Go through the data and copy each line that holds "Sheets".
----
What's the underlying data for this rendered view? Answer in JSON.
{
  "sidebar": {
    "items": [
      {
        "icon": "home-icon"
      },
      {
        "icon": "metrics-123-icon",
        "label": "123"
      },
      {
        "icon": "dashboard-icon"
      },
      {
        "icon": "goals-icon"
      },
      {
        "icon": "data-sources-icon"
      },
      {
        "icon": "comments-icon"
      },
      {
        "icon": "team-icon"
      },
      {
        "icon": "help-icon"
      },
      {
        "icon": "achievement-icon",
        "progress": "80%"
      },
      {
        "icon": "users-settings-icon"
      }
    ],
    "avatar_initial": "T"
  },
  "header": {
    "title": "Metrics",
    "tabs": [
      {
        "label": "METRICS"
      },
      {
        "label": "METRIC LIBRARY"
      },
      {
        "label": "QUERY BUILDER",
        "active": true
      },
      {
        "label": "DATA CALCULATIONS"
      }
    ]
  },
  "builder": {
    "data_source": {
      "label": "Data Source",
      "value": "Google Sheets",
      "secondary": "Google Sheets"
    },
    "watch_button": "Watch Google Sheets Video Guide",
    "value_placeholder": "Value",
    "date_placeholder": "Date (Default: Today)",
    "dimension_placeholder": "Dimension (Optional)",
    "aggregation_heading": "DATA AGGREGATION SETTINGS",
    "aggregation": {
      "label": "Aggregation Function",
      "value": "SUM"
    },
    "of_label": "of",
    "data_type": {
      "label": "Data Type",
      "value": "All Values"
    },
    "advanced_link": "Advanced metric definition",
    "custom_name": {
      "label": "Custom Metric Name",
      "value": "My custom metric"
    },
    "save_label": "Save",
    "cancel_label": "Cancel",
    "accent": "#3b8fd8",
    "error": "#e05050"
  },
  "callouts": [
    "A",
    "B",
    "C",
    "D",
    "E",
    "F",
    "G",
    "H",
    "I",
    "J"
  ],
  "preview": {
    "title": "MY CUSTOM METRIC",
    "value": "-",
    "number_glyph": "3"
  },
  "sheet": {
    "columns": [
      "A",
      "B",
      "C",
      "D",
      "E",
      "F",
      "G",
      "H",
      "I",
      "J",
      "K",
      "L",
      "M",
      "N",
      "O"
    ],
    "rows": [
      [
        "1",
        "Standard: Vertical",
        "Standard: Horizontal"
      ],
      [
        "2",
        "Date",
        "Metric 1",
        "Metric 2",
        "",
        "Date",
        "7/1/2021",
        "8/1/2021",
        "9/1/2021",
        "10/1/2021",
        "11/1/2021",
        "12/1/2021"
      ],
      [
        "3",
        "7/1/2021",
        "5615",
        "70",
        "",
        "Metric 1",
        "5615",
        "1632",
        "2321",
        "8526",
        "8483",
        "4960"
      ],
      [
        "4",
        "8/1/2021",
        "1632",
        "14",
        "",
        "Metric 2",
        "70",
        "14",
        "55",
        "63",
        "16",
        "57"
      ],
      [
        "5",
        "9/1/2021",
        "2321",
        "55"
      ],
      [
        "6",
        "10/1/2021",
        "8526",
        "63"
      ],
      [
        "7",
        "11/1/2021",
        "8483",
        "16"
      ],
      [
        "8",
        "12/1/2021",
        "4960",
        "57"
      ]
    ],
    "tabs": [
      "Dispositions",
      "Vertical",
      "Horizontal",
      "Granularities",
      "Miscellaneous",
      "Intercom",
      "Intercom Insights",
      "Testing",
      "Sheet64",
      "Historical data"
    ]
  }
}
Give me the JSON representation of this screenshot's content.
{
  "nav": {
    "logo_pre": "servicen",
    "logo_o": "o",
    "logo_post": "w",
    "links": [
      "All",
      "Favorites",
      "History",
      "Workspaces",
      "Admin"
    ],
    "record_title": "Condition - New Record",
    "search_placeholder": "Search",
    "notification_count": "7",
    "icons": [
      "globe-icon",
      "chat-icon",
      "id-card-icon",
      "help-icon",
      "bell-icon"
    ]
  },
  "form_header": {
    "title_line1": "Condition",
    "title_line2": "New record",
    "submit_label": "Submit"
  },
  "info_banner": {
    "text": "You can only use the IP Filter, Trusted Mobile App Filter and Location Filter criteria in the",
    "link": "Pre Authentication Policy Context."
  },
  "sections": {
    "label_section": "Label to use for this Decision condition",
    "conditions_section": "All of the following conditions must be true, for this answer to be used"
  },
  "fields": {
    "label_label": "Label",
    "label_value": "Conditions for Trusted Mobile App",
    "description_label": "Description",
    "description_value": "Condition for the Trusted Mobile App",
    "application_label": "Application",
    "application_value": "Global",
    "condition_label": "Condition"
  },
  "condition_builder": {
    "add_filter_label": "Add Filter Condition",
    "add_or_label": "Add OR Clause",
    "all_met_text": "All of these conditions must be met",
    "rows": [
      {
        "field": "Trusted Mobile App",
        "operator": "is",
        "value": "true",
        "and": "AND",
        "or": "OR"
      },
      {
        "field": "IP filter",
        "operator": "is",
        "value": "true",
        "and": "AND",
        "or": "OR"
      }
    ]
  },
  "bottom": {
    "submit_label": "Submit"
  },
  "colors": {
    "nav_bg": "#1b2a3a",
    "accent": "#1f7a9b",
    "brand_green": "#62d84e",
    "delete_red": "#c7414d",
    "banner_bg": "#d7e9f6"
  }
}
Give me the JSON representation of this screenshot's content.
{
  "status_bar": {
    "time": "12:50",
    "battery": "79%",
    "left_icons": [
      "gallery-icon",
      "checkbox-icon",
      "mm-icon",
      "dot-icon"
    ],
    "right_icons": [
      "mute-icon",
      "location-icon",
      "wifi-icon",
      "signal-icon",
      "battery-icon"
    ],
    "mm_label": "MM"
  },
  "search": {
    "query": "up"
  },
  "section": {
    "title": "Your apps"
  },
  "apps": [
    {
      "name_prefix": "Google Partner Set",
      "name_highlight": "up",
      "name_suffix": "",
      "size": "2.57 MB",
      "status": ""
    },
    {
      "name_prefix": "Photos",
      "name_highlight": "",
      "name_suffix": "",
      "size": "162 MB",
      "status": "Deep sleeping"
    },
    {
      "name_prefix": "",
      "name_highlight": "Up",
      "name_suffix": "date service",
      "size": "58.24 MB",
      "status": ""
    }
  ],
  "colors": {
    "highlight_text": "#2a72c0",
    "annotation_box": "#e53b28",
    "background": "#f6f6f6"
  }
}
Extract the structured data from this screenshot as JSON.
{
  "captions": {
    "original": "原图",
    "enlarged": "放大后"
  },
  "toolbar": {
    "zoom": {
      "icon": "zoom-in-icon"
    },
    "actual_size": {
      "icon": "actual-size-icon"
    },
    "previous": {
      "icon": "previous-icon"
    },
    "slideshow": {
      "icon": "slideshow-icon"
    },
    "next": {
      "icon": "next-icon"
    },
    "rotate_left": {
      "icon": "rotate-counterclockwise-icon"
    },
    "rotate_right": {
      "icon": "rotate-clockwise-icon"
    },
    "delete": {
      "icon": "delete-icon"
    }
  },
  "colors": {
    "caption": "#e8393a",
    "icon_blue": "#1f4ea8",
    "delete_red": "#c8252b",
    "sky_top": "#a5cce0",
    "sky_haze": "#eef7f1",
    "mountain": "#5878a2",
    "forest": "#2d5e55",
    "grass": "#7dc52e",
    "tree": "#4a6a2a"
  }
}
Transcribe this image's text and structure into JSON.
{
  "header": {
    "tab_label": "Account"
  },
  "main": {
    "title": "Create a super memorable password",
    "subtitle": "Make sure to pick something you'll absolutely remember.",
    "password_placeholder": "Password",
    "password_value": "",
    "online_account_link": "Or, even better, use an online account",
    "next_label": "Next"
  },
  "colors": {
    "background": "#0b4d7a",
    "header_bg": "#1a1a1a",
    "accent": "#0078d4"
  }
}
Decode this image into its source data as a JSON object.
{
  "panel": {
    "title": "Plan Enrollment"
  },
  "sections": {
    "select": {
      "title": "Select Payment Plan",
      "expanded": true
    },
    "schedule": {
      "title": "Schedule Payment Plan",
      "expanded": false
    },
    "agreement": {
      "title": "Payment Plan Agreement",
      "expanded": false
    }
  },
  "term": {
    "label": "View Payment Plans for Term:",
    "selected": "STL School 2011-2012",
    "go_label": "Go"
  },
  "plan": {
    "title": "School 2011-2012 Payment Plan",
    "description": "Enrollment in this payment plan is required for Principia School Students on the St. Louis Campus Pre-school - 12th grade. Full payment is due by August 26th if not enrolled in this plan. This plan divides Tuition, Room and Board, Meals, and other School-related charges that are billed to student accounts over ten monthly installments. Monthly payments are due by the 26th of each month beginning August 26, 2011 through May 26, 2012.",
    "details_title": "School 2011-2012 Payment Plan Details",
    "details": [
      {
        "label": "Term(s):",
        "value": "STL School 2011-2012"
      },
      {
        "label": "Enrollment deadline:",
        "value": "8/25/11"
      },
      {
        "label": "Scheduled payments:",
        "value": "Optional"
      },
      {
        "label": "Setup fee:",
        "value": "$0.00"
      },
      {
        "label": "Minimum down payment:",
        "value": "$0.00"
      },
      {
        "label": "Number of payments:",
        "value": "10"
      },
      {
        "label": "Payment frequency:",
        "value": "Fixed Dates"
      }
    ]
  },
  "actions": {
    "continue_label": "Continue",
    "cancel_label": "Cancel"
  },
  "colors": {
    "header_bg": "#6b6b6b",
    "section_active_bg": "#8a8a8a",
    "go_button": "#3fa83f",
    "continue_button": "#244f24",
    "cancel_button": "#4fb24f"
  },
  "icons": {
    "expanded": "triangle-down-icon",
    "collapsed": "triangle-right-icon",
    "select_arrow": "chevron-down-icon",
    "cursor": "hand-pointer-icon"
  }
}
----
Answer area:
      "value": "Google Sheets",
      "secondary": "Google Sheets"
    "watch_button": "Watch Google Sheets Video Guide",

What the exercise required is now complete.